> _SUPPLIED MATERIAL_:
************

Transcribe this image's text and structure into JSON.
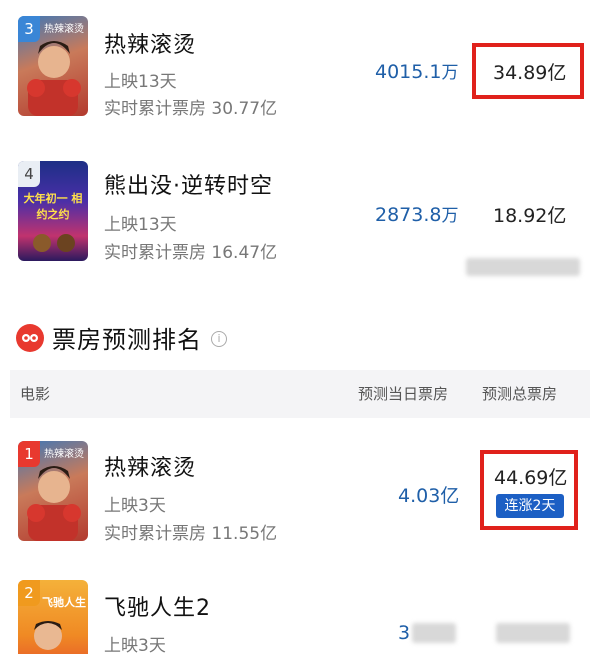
{
  "box_office_list": {
    "rows": [
      {
        "rank": "3",
        "poster_text": "热辣滚烫",
        "title": "热辣滚烫",
        "days": "上映13天",
        "total_label": "实时累计票房 30.77亿",
        "daily_value": "4015.1",
        "daily_unit": "万",
        "total_value": "34.89亿"
      },
      {
        "rank": "4",
        "poster_text": "大年初一 相约之约",
        "title": "熊出没·逆转时空",
        "days": "上映13天",
        "total_label": "实时累计票房 16.47亿",
        "daily_value": "2873.8",
        "daily_unit": "万",
        "total_value": "18.92亿"
      }
    ]
  },
  "forecast": {
    "section_title": "票房预测排名",
    "info_icon": "i",
    "headers": {
      "movie": "电影",
      "day_forecast": "预测当日票房",
      "total_forecast": "预测总票房"
    },
    "rows": [
      {
        "rank": "1",
        "poster_text": "热辣滚烫",
        "title": "热辣滚烫",
        "days": "上映3天",
        "total_label": "实时累计票房 11.55亿",
        "day_value": "4.03亿",
        "total_value": "44.69亿",
        "badge": "连涨2天"
      },
      {
        "rank": "2",
        "poster_text": "飞驰人生",
        "title": "飞驰人生2",
        "days": "上映3天",
        "day_value": "3"
      }
    ]
  },
  "colors": {
    "accent_red": "#e0211b",
    "value_blue": "#1f5fa8",
    "badge_blue": "#1c5fc4"
  }
}
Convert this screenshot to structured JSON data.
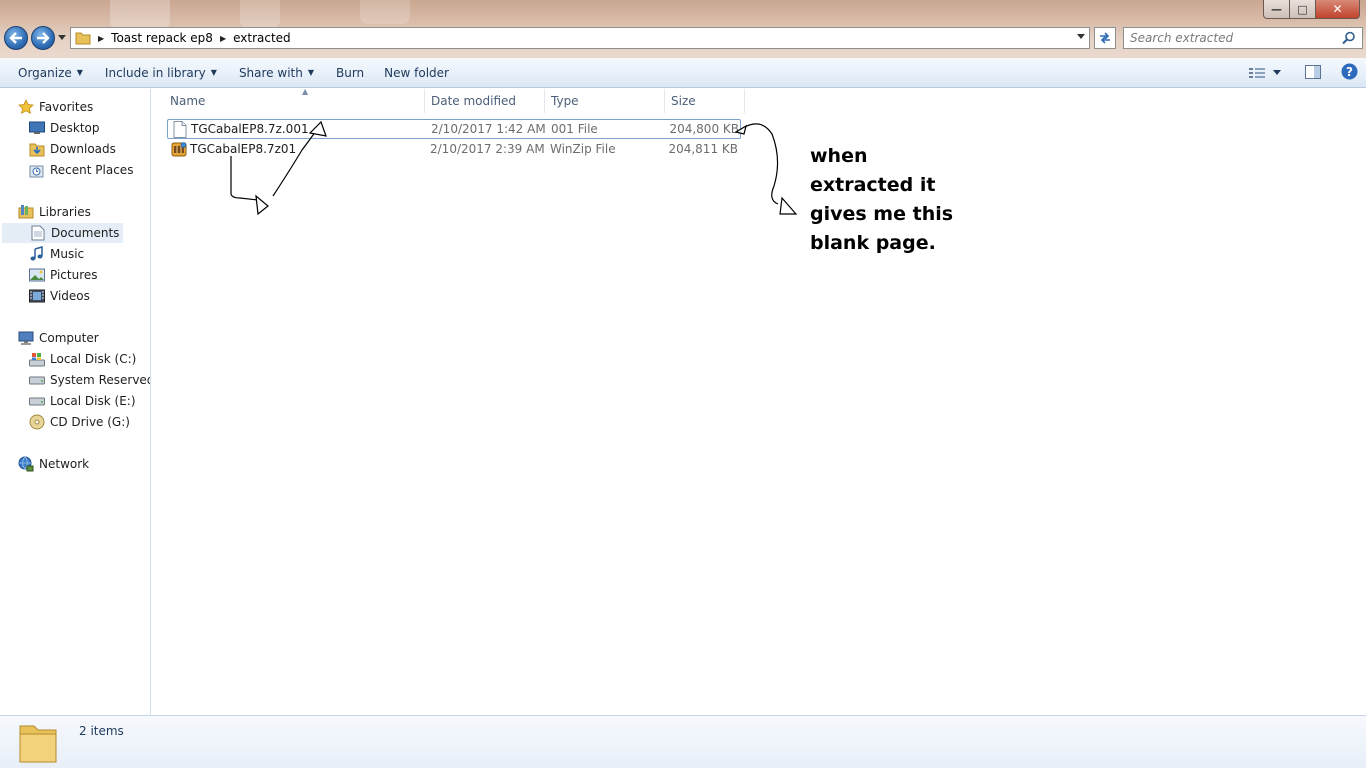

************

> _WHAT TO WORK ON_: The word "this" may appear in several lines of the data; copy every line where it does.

> _EXPECTED ANSWER_:
Transcribe this image's text and structure into JSON.
Convert this screenshot to structured JSON data.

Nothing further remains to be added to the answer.